Additionally, the reduced propagation time allows producers to increase the number of crop turns in their production facility and save on energy costs. Furthermore, our results on the influence of PDLI and RZT during propagation will enable producers to make better informed decisions for managing supplemental lighting and RZT throughout callusing and rooting. GT


Thanks to a Michigan State University Project GREEEN grant (www.canr.msu.edu/research/plant-agriculture/project_greeen/) and continued Fred C. Gloeckner Foundation (www.gloecknerfoundation.org/) funding, we’ll now expand our perennial propagation research to include light quality and reduced air temperatures. 
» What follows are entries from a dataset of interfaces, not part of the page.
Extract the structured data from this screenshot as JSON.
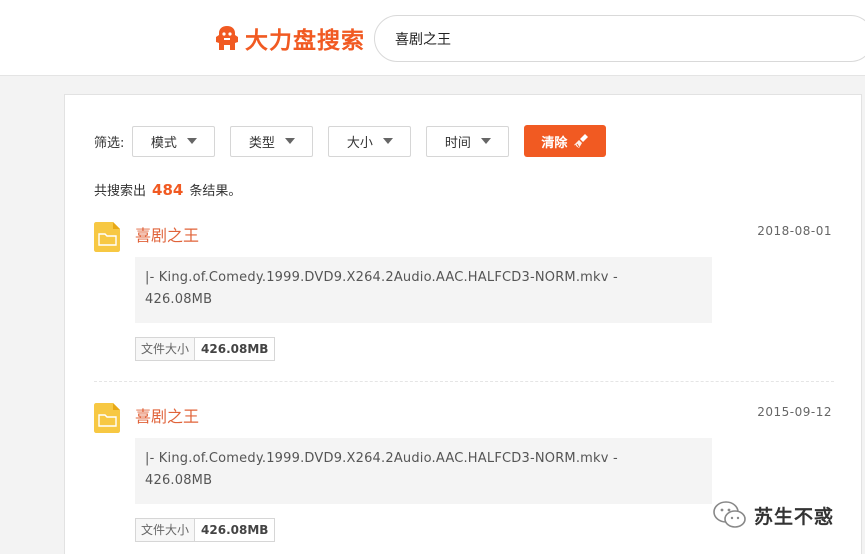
{
  "header": {
    "logo_text": "大力盘搜索",
    "search_value": "喜剧之王"
  },
  "filters": {
    "label": "筛选:",
    "buttons": [
      "模式",
      "类型",
      "大小",
      "时间"
    ],
    "clear_label": "清除"
  },
  "summary": {
    "prefix": "共搜索出",
    "count": "484",
    "suffix": "条结果。"
  },
  "results": [
    {
      "title": "喜剧之王",
      "date": "2018-08-01",
      "file_line": "|- King.of.Comedy.1999.DVD9.X264.2Audio.AAC.HALFCD3-NORM.mkv -",
      "file_size_inline": "426.08MB",
      "size_key": "文件大小",
      "size_value": "426.08MB"
    },
    {
      "title": "喜剧之王",
      "date": "2015-09-12",
      "file_line": "|- King.of.Comedy.1999.DVD9.X264.2Audio.AAC.HALFCD3-NORM.mkv -",
      "file_size_inline": "426.08MB",
      "size_key": "文件大小",
      "size_value": "426.08MB"
    }
  ],
  "watermark": {
    "text": "苏生不惑"
  },
  "colors": {
    "accent": "#f15a22",
    "title": "#e0633a",
    "folder": "#f7c843"
  }
}
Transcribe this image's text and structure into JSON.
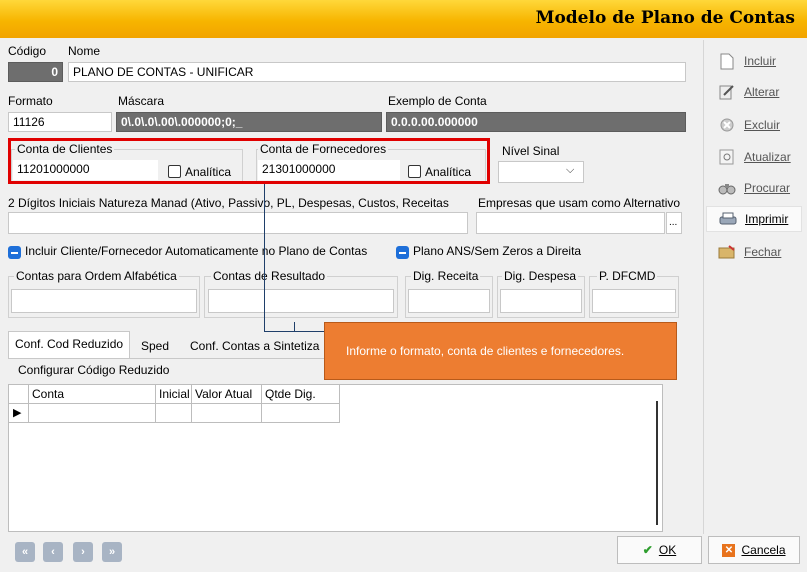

W. Garrett Owen (wgowen@msu.edu) is a Floriculture Outreach Specialist and Roberto Lopez (rglopez@msu.edu) is an Assistant Professor and Extension Specialist in Controlled Environment and Floriculture Production at Michigan State University. They gratefully acknowledge Rob Eddy, Kyra Brown, Hilary Burkhardt, Joshua Craver, Melissa Grant, Jun Hayashi, Andrea Hilligoss, Wyatt Lucas, Jill Malecki, Kyle Martin, David Myers, Madeline Olberg, Zach Oravec, and Brenton Strim for greenhouse and laboratory assistance. They would like to thank Ball Horticultural Co. and Dümmen Orange for plant material; Sun Gro Horticulture for substrate; Ludvig Svensson for shade cloth; J.R. Peters, Inc. for fertilizer; and Michigan State University Project GREEEN grant, the Fred C. Gloeckner Foundation, Inc. and the New Hampshire Plant Growers Association for financial support.